Not only that, she's an unusually tall, slender size 12. According to the Centers for Disease Control, the average American woman is nearly 5'4 inches tall, has a 37-inch waist, and weighs ... 165 pounds. But the same amount of weight on a body 5 inches shorter is going to sit very differently.

(Digression: how they determined Ms. Renn's dress size, or that of the average American, is somewhat of a mystery to me, as my own clothes run anywhere from size 4 to size 10, depending on the manufacturer.)

In any case, the fact that the world's most famous plus-sized model is far thinner than the average American woman is not, in my mind, particularly good news. The image of beauty being sold may be somewhat less unrealistic than Kate Moss, but that doesn't make it appropriate.
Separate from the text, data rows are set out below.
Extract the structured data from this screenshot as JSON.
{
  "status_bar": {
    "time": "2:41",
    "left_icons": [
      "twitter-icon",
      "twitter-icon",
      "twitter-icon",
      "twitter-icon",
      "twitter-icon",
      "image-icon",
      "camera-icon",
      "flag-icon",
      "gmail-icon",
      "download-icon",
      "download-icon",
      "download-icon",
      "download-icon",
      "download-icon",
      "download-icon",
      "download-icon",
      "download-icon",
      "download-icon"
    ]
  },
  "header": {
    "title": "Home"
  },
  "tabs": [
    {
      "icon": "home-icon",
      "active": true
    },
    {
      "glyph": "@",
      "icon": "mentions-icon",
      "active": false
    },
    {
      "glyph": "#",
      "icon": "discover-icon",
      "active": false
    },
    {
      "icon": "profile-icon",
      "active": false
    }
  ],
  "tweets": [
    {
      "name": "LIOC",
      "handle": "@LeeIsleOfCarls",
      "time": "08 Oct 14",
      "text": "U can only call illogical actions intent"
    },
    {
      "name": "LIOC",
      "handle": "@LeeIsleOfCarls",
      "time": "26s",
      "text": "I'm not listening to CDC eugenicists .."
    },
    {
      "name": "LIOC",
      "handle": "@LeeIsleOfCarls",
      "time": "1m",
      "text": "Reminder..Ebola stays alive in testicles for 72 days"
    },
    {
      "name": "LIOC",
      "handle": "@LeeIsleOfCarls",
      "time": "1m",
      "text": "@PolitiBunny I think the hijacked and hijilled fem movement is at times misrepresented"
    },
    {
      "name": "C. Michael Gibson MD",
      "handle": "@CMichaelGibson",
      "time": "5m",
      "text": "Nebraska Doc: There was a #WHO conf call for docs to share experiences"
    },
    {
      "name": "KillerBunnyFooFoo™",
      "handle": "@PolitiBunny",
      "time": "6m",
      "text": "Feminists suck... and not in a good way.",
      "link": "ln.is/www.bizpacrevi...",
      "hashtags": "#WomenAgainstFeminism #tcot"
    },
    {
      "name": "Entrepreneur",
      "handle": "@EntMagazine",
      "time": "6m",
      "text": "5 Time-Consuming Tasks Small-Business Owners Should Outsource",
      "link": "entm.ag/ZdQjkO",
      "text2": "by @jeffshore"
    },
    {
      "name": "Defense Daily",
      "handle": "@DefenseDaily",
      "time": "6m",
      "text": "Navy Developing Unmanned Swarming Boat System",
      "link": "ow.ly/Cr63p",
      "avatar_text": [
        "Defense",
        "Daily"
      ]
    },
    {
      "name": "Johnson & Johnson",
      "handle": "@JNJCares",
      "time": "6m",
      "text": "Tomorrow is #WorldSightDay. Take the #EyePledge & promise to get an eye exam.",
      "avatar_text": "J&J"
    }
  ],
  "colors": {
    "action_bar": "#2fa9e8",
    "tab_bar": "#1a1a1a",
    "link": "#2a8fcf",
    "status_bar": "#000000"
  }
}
But the other problem is that Americans are in fact overweight in large numbers, for structural reasons that are not addressed by a microscopic shift in the world of high fashion.

The agriculture industry is motivated by a bizarre system of federal subsidies for the manufacture of corn and dairy products to sell large quantities of them in various unhealthy combinations, which they advertise incessantly. Make high-fructose corn syrup more expensive by eliminiting federal agricultural subsidies for its production, and all of a sudden its presence on your supermarket shelf will diminish.

I actually saw a billboard some months ago claiming that you could get a healthy breakfast at Dunkin' Donuts. Do they sell any fruit in their stores? anything at all made out of anything close to 100 percent whole grains? Not the last time I bought a cup of coffee.

13 January 2010

Long Hair -- Only For Girls?

The New York Times reports that a school district outside Dallas, Texas is refusing to allow a four-year-old to attend pre-kindergarten with his classmates because his hair has grown too long to meet the district's standards. He spends his days in the library with a teacher's aide instead of in the classroom with the other kids.

His hair, according to school board officials, will distract the other students.

It seems to me to be a pretty draconian enforcement of gender norms. Or is it actually a ban on progressive politics, expressed through music?

According to the school district's code of conduct, in the section "Boys: Additional Guidelines":
Hair is to be out of the eyes, not extend below the bottom of the earlobes and
cut so that it does not extend over the collar (dress shirt).

Also: no earrings for the guys, though apparently the school board has no problem with a parent piercing the ears of a four-year-old girl, or letting her wear her hair over her face. (For what it's worth, the American Academy of Pediatrics recommends waiting to pierce a child's ears until the child can take care of the piercing "herself.")

It seems to me that if the other little kids are being distracted, it's not by the boy's hair but by the reactions of the adults around him. It's too bad the school officials of Mesquite, Texas feel it's that important to police so intently the boundaries between boys' and girls' self-expression.

05 January 2010

How Much Did We Pay For That?

The Mate and I went to lunch on New Year's Day at Thai Smile, a wonderful little restaurant in, of all places, Plymouth, New Hampshire. The Rose Bowl was on the TV and we briefly watched the half-time show, which included a flyover by four Air Force jets in honor of someone (probably someone famous, whose name I didn't catch because I live under a rock in a home without television).

The Mate wanted to know: How much did that cost the nation's taxpayers?

The military has a website dedicated to explaining the rules for Air Force flyovers, with instructions for how to apply for a flyover and a list of frequently asked questions. For some reason, it doesn't mention anything about costs.